Why mental health matters: Signs and treatment of depression

Nov 15, 2023


In recent years, mental health has become part of mainstream conversations in a way it rarely has before. That is good news, as depression is one of the most common mental health disorders in the United States. Unfortunately, more than one-third of adults who experience it do not receive treatment.

Here’s why mental health matters — and why you should talk to your doctor about it.

More than just an “off day”

Depression is more than just feeling sad. It’s a health issue. “Depression effects much more than mood, and this is because the mind and body are interconnected. When we experience disruptions in our mental processes, the brain emits stress signals to the body which can suppress overall health,” explains Amanda Creott, LCSW, a behavioral health provider at the Adventist Health Feather River Health Center.

Depression is more than just having an “off day.” “It's a sign of an imbalance that can ultimately affect physical health,” says Creott. The good news? Just like many other health disorders, depression is treatable.

How do I know if I’m depressed?

Sometimes, depression can be difficult to identify on your own. But it helps to know the signs. If you are feeling irritable, down, sad or “emotionally flat” most of the time over a two-week period, you may want to speak with your healthcare provider. Feeling down doesn’t necessarily mean you have a depression diagnosis, but it often means you could benefit from some extra help.

You can discuss your symptoms with your healthcare provider, and they can ask the right questions to better identify what’s going on in your life and in your body. Your provider might ask if you:

  • Have less energy than you used to
  • Struggle with simple decisions or with finishing tasks
  • Feel irritable about minor things
  • Lack interest in activities you used to enjoy
  • Feel like there’s nothing to look forward to
  • Feel “fake” or have trouble expressing yourself

It’s important to understand that feeling this way isn’t your fault. Often, a stigma persists that we should be able to force ourselves into a better mood or that if we are depressed, we haven’t been “trying hard enough.” As Creott explains, this simply isn’t true. “Depression, in addition to other mental health disorders, is often caused by chemical imbalances in the brain,” she says. Because these imbalances and patterns of thinking occur within the brain, most of the time they are unable to be visibly seen and are therefore misunderstood as not "trying" hard enough. “While there are ways a person can proactively manage depression, at its very core depression is a health concern, not a lacking in effort,” Creott assures.

How does my mental health affect my physical health?

We tend to think of our physical and mental health as two separate entities—but they are more interconnected than you may realize. Mental health and physical health have a symbiotic relationship, meaning that when you have poor mental health, it can show up in physical symptoms and vice versa.

Untreated, significant depression can increase your risk for both cardiovascular disease and cancer.
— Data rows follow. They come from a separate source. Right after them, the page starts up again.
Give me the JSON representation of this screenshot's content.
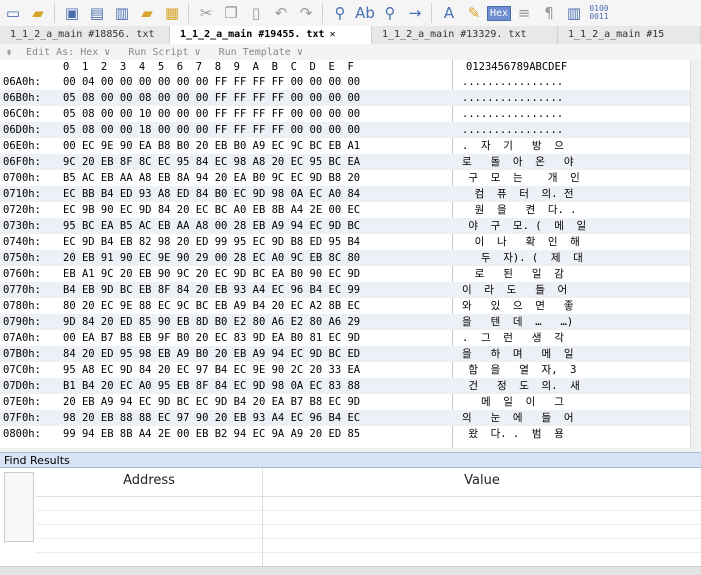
{
  "toolbar": {
    "buttons": [
      "new-file",
      "open-file",
      "save",
      "save-all",
      "copy-window",
      "new-folder",
      "folder-tree",
      "cut",
      "copy",
      "paste",
      "undo",
      "redo",
      "find",
      "replace",
      "find-next",
      "goto",
      "font",
      "highlight",
      "hex-mode",
      "spaces",
      "pilcrow",
      "columns",
      "binary"
    ],
    "hex_label": "Hex"
  },
  "tabs": [
    {
      "label": "1_1_2_a_main #18856. txt",
      "active": false
    },
    {
      "label": "1_1_2_a_main #19455. txt",
      "active": true
    },
    {
      "label": "1_1_2_a_main #13329. txt",
      "active": false
    },
    {
      "label": "1_1_2_a_main #15",
      "active": false
    }
  ],
  "tab_close": "✕",
  "editbar": {
    "edit_as": "Edit As: Hex ∨",
    "run_script": "Run Script ∨",
    "run_template": "Run Template ∨"
  },
  "hex": {
    "header_bytes": "0  1  2  3  4  5  6  7  8  9  A  B  C  D  E  F",
    "header_text": "0123456789ABCDEF",
    "rows": [
      {
        "addr": "06A0h:",
        "bytes": "00 04 00 00 00 00 00 00 FF FF FF FF 00 00 00 00",
        "text": "................"
      },
      {
        "addr": "06B0h:",
        "bytes": "05 08 00 00 08 00 00 00 FF FF FF FF 00 00 00 00",
        "text": "................"
      },
      {
        "addr": "06C0h:",
        "bytes": "05 08 00 00 10 00 00 00 FF FF FF FF 00 00 00 00",
        "text": "................"
      },
      {
        "addr": "06D0h:",
        "bytes": "05 08 00 00 18 00 00 00 FF FF FF FF 00 00 00 00",
        "text": "................"
      },
      {
        "addr": "06E0h:",
        "bytes": "00 EC 9E 90 EA B8 B0 20 EB B0 A9 EC 9C BC EB A1",
        "text": ".  자  기   방  으"
      },
      {
        "addr": "06F0h:",
        "bytes": "9C 20 EB 8F 8C EC 95 84 EC 98 A8 20 EC 95 BC EA",
        "text": "로   돌  아  온   야"
      },
      {
        "addr": "0700h:",
        "bytes": "B5 AC EB AA A8 EB 8A 94 20 EA B0 9C EC 9D B8 20",
        "text": " 구  모  는    개  인"
      },
      {
        "addr": "0710h:",
        "bytes": "EC BB B4 ED 93 A8 ED 84 B0 EC 9D 98 0A EC A0 84",
        "text": "  컴  퓨  터  의. 전"
      },
      {
        "addr": "0720h:",
        "bytes": "EC 9B 90 EC 9D 84 20 EC BC A0 EB 8B A4 2E 00 EC",
        "text": "  원  을   켠  다. ."
      },
      {
        "addr": "0730h:",
        "bytes": "95 BC EA B5 AC EB AA A8 00 28 EB A9 94 EC 9D BC",
        "text": " 야  구  모. (  메  일"
      },
      {
        "addr": "0740h:",
        "bytes": "EC 9D B4 EB 82 98 20 ED 99 95 EC 9D B8 ED 95 B4",
        "text": "  이  나   확  인  해"
      },
      {
        "addr": "0750h:",
        "bytes": "20 EB 91 90 EC 9E 90 29 00 28 EC A0 9C EB 8C 80",
        "text": "   두  자). (  제  대"
      },
      {
        "addr": "0760h:",
        "bytes": "EB A1 9C 20 EB 90 9C 20 EC 9D BC EA B0 90 EC 9D",
        "text": "  로   된   일  감"
      },
      {
        "addr": "0770h:",
        "bytes": "B4 EB 9D BC EB 8F 84 20 EB 93 A4 EC 96 B4 EC 99",
        "text": "이  라  도   들  어"
      },
      {
        "addr": "0780h:",
        "bytes": "80 20 EC 9E 88 EC 9C BC EB A9 B4 20 EC A2 8B EC",
        "text": "와   있  으  면   좋"
      },
      {
        "addr": "0790h:",
        "bytes": "9D 84 20 ED 85 90 EB 8D B0 E2 80 A6 E2 80 A6 29",
        "text": "을   텐  데  …   …)"
      },
      {
        "addr": "07A0h:",
        "bytes": "00 EA B7 B8 EB 9F B0 20 EC 83 9D EA B0 81 EC 9D",
        "text": ".  그  런   생  각"
      },
      {
        "addr": "07B0h:",
        "bytes": "84 20 ED 95 98 EB A9 B0 20 EB A9 94 EC 9D BC ED",
        "text": "을   하  며   메  일"
      },
      {
        "addr": "07C0h:",
        "bytes": "95 A8 EC 9D 84 20 EC 97 B4 EC 9E 90 2C 20 33 EA",
        "text": " 함  을   열  자,  3"
      },
      {
        "addr": "07D0h:",
        "bytes": "B1 B4 20 EC A0 95 EB 8F 84 EC 9D 98 0A EC 83 88",
        "text": " 건   정  도  의.  새"
      },
      {
        "addr": "07E0h:",
        "bytes": "20 EB A9 94 EC 9D BC EC 9D B4 20 EA B7 B8 EC 9D",
        "text": "   메  일  이   그"
      },
      {
        "addr": "07F0h:",
        "bytes": "98 20 EB 88 88 EC 97 90 20 EB 93 A4 EC 96 B4 EC",
        "text": "의   눈  에   들  어"
      },
      {
        "addr": "0800h:",
        "bytes": "99 94 EB 8B A4 2E 00 EB B2 94 EC 9A A9 20 ED 85",
        "text": " 왔  다. .  범  용"
      }
    ]
  },
  "find": {
    "header": "Find Results",
    "col_address": "Address",
    "col_value": "Value"
  }
}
Mental distress can also cause stomach pain, headaches or feelings of “heart racing.” For some people, getting help for depression may relieve physical symptoms they weren’t even aware they had.

Finding treatment options

The good news is that there are depression treatments that work. Depending on your symptoms, personal health history and risk factors, your healthcare provider may recommend:

  • Lifestyle changes: Small changes such as exercising and eating nutritious foods can help many people reduce depression symptoms. Even a brisk, 10-minute walk can release endorphins, the chemicals in the brain that boost your mood. If you are depressed, it’s normal to have a hard time motivating yourself to get started. Your healthcare provider can offer tips and encouragement. Sometimes, “fake it ‘til you make it” can help you get started with some dietary or exercise changes.
  • Talk therapy: Speaking with a therapist can help you learn to deal with everyday stressors in a healthy, productive way. Methods such as cognitive behavioral therapy (CBT) can help you understand how your thoughts affect your behaviors and vice versa. You may work on stress management strategies, coping skills or problem-solving techniques. For some people, talk therapy is a helpful standalone treatment. Many people, however, experience the most benefits when they combine talk therapy with medication.
  • Medications: Antidepressants are a common treatment for depression. These drugs work by balancing the chemicals in your brain to ease depression symptoms. Common options include selective serotonin reuptake inhibitors (SSRIs), serotonin and norepinephrine reuptake inhibitors (SNRIs) and tricyclic antidepressants (TCAs).

For many people, a persisting stigma makes them feel resistant to seek treatment for depression. But it’s crucial to understand that mental health conditions are just that: health conditions. If your doctor prescribed a lifesaving heart medication, you would take it without question. Your mental health should take the same priority.

If you are struggling with symptoms of depression or another mental health condition, find a healthcare provider near you.